▸ **WHAT YOU SHOULD DO**: Scan the entries for the word "Reports", and copy every line where it appears.

Component data from apps and pages
________
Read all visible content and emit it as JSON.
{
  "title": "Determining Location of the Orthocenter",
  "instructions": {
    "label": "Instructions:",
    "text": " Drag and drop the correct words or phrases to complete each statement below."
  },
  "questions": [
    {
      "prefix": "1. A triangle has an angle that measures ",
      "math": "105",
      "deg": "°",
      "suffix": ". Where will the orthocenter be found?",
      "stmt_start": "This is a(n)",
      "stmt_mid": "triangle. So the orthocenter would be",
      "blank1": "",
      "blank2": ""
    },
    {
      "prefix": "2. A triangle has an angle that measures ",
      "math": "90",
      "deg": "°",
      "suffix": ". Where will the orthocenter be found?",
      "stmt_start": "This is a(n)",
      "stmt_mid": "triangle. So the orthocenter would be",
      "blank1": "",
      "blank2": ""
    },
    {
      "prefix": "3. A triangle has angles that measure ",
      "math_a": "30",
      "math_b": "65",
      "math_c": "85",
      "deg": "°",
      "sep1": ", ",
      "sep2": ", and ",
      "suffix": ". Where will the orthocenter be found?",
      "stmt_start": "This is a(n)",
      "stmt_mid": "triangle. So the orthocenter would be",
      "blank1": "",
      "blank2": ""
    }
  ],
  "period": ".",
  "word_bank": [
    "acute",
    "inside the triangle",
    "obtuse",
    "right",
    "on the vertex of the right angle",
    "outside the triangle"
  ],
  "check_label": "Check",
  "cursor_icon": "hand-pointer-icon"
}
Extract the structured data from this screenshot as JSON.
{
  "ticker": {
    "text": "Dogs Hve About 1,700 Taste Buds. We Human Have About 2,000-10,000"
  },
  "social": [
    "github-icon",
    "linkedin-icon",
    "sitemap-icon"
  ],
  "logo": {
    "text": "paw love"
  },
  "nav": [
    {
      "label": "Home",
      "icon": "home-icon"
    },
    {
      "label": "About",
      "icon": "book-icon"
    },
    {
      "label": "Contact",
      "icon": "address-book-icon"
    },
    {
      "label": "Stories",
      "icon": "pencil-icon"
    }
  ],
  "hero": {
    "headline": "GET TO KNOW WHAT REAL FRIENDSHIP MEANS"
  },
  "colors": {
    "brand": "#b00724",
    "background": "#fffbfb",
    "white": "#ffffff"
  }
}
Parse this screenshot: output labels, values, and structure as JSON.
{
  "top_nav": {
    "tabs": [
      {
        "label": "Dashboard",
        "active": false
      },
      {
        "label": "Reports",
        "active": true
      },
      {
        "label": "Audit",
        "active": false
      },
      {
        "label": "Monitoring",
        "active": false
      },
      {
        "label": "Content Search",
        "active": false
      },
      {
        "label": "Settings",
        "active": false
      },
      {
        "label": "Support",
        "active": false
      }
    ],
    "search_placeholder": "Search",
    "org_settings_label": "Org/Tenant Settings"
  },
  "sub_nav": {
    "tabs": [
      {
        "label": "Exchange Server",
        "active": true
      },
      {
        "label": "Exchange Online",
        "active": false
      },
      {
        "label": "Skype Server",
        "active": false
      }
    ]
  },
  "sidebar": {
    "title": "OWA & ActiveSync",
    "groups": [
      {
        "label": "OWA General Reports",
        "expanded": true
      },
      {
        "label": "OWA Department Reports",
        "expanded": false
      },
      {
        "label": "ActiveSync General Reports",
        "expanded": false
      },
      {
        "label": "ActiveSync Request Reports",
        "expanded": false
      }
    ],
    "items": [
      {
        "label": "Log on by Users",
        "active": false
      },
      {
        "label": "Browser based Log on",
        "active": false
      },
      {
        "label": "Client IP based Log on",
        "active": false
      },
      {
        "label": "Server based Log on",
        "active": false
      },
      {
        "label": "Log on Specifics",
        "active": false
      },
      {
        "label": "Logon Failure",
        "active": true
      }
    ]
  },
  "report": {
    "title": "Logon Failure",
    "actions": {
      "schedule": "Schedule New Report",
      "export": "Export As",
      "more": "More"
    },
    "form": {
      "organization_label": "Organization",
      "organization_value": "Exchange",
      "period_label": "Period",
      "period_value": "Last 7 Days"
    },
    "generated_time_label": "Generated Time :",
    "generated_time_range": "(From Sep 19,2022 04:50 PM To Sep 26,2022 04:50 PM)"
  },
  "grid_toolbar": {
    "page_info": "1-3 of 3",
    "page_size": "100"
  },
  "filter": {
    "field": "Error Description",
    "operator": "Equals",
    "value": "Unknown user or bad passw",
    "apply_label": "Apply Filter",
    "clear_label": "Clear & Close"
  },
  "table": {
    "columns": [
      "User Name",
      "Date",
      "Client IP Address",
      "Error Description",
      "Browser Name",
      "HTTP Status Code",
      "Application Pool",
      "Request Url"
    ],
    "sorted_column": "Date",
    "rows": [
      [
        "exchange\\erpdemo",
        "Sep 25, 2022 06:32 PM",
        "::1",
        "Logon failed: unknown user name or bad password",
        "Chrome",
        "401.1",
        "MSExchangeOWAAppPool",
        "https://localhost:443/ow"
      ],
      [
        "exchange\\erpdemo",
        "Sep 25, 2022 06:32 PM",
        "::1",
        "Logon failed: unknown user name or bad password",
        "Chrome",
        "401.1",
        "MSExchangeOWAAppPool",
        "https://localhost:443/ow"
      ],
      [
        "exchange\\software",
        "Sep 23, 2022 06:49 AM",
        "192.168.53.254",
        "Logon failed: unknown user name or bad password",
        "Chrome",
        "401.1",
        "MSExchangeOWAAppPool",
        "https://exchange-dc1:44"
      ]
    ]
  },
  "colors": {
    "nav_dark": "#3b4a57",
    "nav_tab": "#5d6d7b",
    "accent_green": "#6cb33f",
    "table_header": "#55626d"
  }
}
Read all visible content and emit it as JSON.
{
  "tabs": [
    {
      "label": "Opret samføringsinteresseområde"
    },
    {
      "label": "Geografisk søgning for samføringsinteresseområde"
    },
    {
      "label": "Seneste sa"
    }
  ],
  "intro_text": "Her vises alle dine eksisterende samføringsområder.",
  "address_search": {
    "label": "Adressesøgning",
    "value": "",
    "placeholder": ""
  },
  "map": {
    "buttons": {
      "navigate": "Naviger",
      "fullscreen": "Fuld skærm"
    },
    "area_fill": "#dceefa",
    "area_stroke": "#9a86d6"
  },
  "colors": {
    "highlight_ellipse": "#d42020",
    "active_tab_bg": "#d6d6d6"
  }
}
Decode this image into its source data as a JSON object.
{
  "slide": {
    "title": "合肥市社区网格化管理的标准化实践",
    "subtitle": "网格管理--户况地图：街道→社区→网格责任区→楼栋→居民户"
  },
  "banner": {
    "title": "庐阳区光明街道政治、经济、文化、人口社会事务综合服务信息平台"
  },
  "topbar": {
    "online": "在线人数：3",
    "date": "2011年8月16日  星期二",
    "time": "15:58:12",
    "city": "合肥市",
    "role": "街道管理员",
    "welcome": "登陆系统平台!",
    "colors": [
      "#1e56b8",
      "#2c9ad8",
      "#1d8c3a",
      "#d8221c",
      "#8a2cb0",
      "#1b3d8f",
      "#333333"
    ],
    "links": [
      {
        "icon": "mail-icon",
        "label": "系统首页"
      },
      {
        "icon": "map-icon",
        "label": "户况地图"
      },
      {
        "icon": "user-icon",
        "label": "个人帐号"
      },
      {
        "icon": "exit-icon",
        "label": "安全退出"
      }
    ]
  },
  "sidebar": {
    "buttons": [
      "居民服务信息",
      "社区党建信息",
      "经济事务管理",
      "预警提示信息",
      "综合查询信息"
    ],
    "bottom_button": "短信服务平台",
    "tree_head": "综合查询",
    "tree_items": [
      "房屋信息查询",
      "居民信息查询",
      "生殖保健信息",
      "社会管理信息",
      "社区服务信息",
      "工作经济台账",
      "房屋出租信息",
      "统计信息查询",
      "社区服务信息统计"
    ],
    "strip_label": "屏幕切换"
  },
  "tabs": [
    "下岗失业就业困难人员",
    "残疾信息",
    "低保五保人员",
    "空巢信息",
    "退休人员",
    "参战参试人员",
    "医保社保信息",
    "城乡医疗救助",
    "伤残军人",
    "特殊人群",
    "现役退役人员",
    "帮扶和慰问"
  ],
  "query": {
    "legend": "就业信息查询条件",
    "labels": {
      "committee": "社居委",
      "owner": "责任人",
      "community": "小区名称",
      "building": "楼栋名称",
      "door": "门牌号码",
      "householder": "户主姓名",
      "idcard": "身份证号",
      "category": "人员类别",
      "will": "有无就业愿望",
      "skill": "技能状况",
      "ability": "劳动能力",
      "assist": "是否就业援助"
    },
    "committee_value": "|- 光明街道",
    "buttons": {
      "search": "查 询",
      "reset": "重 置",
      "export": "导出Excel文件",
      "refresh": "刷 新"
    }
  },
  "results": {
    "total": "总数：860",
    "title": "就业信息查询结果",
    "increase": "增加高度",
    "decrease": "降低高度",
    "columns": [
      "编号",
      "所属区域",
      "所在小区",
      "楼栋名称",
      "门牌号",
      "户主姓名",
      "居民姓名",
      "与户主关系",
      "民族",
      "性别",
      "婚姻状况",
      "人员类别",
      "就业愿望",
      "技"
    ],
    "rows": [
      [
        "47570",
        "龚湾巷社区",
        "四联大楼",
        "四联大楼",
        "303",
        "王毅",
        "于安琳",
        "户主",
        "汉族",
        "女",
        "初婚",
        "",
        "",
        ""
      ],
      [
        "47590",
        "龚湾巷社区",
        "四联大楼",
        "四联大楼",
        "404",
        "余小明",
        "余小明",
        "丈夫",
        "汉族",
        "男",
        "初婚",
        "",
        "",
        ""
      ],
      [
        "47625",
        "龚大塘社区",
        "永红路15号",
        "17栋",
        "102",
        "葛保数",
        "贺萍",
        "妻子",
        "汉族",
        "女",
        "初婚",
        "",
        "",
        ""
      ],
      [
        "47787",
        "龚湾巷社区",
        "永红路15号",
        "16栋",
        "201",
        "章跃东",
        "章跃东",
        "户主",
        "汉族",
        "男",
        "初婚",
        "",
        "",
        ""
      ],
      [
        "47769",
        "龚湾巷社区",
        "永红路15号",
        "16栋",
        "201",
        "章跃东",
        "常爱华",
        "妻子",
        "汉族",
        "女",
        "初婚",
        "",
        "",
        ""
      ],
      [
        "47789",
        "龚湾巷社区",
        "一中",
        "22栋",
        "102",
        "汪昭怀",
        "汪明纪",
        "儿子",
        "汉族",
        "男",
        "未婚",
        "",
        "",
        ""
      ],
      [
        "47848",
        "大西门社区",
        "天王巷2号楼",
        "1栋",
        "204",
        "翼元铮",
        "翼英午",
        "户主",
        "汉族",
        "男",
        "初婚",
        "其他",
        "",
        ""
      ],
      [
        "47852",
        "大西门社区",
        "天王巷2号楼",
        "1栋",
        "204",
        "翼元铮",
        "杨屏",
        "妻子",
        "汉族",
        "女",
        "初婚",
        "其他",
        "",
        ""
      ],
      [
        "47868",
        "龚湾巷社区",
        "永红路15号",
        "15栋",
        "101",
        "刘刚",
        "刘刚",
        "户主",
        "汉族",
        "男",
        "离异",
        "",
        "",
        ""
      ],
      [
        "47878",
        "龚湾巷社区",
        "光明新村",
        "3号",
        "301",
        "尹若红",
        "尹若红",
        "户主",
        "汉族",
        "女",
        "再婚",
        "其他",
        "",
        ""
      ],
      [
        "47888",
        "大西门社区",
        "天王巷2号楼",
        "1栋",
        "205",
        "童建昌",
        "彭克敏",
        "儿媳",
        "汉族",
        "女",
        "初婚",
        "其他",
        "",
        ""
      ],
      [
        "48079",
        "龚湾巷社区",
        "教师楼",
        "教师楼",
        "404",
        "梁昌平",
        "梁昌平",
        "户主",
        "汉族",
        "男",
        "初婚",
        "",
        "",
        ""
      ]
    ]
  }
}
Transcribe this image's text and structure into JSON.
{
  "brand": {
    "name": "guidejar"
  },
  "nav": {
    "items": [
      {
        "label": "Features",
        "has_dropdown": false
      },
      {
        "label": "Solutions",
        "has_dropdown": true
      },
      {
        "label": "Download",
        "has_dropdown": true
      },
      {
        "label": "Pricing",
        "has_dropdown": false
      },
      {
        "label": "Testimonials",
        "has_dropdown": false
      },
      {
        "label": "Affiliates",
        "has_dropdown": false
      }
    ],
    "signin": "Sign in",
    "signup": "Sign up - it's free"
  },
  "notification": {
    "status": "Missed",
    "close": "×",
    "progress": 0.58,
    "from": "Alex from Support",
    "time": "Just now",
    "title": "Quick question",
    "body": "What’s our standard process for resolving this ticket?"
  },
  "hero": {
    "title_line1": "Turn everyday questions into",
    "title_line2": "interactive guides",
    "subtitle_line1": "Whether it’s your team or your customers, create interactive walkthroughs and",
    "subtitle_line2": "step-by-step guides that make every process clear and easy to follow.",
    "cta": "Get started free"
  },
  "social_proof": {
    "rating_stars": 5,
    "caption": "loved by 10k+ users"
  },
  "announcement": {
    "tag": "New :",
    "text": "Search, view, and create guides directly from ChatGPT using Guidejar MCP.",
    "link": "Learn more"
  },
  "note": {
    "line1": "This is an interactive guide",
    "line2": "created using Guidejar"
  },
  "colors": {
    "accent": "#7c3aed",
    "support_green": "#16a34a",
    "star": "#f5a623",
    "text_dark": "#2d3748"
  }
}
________
▸ **PROBLEM SOLUTION**:
        "label": "Reports",
        "label": "OWA General Reports",
        "label": "OWA Department Reports",
        "label": "ActiveSync General Reports",
        "label": "ActiveSync Request Reports",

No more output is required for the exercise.